(Data records for software interfaces)

####

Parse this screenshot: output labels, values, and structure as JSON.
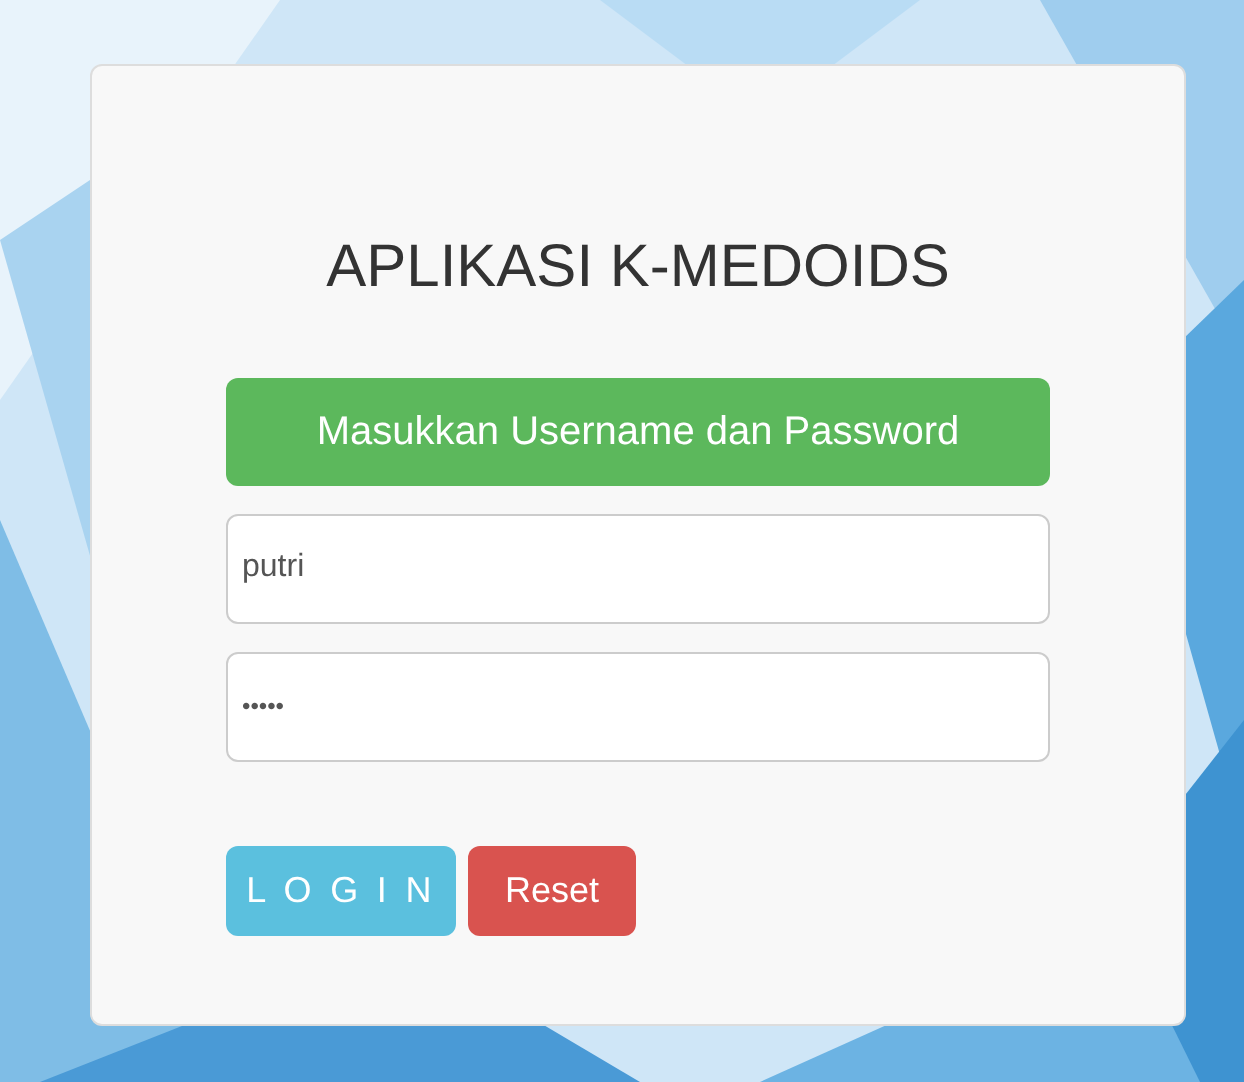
{
  "title": "APLIKASI K-MEDOIDS",
  "banner": "Masukkan Username dan Password",
  "fields": [
    {
      "kind": "text",
      "value": "putri"
    },
    {
      "kind": "password",
      "value": "•••••"
    }
  ],
  "buttons": [
    {
      "kind": "info",
      "label": "L O G I N"
    },
    {
      "kind": "danger",
      "label": "Reset"
    }
  ]
}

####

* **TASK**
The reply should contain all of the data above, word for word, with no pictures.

* **EXERCISE RESPONSE**
Parse this screenshot: output labels, values, and structure as JSON.
{
  "title": "APLIKASI K-MEDOIDS",
  "banner": "Masukkan Username dan Password",
  "fields": [
    {
      "kind": "text",
      "value": "putri"
    },
    {
      "kind": "password",
      "value": "•••••"
    }
  ],
  "buttons": [
    {
      "kind": "info",
      "label": "L O G I N"
    },
    {
      "kind": "danger",
      "label": "Reset"
    }
  ]
}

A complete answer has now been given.